%%
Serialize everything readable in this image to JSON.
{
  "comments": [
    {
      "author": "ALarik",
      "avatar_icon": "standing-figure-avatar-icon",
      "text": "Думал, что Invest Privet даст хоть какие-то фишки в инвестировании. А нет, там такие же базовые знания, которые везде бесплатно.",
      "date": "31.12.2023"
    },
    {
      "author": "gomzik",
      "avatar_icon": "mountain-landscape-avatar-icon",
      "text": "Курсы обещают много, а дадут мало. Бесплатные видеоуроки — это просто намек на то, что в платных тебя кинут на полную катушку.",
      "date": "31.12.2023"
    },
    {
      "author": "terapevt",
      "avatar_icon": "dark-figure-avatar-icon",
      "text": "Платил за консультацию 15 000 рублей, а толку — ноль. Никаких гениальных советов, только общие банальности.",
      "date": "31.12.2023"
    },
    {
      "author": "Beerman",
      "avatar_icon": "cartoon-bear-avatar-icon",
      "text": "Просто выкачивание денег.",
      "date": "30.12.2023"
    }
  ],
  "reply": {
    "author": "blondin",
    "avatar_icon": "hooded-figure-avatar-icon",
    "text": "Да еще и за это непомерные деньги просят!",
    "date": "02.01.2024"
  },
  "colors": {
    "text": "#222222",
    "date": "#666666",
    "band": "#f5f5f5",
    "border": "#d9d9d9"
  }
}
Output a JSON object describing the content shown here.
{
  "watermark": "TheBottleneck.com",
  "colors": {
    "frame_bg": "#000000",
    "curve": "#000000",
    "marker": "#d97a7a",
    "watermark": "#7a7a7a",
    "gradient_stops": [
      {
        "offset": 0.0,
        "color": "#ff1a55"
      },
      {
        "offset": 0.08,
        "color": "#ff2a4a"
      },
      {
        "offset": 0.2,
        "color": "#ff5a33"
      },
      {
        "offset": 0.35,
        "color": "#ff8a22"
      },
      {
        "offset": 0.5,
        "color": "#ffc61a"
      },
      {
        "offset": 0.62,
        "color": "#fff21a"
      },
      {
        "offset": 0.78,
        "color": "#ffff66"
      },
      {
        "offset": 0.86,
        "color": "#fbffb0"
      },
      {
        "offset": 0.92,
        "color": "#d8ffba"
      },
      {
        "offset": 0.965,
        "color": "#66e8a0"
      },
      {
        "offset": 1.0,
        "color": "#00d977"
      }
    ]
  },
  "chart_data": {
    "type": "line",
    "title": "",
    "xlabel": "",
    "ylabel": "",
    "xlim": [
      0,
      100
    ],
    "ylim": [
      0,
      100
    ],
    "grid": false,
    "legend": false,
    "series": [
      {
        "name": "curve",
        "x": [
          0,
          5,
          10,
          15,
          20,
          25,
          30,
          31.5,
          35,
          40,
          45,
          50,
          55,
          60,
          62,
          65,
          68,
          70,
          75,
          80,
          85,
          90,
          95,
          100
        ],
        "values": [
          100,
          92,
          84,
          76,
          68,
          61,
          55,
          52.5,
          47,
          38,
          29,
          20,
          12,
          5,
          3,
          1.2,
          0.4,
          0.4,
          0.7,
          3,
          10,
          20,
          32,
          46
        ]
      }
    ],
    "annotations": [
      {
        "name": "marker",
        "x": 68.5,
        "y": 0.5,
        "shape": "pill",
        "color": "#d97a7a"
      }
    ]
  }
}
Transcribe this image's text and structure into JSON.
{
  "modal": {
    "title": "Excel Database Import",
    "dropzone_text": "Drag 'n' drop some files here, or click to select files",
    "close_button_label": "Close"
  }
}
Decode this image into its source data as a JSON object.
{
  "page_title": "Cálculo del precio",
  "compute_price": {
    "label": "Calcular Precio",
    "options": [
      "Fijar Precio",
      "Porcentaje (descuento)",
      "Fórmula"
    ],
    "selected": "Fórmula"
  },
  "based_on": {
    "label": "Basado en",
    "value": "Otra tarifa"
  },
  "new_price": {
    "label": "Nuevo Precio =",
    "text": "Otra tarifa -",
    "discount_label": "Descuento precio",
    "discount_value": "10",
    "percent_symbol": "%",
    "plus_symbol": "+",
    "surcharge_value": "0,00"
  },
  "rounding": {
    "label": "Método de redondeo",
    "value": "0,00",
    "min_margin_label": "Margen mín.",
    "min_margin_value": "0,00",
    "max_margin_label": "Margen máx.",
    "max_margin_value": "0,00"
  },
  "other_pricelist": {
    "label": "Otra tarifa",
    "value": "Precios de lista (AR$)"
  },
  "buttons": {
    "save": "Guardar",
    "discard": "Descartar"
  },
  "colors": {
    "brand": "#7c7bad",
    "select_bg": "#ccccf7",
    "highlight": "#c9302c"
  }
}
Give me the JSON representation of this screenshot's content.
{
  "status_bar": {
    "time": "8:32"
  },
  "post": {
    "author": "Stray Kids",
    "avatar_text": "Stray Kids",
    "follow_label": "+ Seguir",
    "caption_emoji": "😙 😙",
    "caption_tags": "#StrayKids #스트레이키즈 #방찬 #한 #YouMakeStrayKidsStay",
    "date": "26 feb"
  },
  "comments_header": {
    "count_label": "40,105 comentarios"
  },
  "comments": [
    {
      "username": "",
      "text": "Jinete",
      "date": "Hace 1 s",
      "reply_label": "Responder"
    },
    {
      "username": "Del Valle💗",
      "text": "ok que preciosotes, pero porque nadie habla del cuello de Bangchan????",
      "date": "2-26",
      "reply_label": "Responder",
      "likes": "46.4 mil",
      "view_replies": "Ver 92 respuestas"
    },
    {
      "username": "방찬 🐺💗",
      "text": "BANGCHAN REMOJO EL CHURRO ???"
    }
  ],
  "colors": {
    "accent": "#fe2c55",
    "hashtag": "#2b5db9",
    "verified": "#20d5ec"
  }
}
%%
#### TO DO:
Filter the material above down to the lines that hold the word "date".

#### SOLUTION TO THIS PROBLEM:
      "date": "31.12.2023"
      "date": "31.12.2023"
      "date": "31.12.2023"
      "date": "30.12.2023"
    "date": "02.01.2024"
    "date": "#666666",
    "date": "26 feb"
      "date": "Hace 1 s",
      "date": "2-26",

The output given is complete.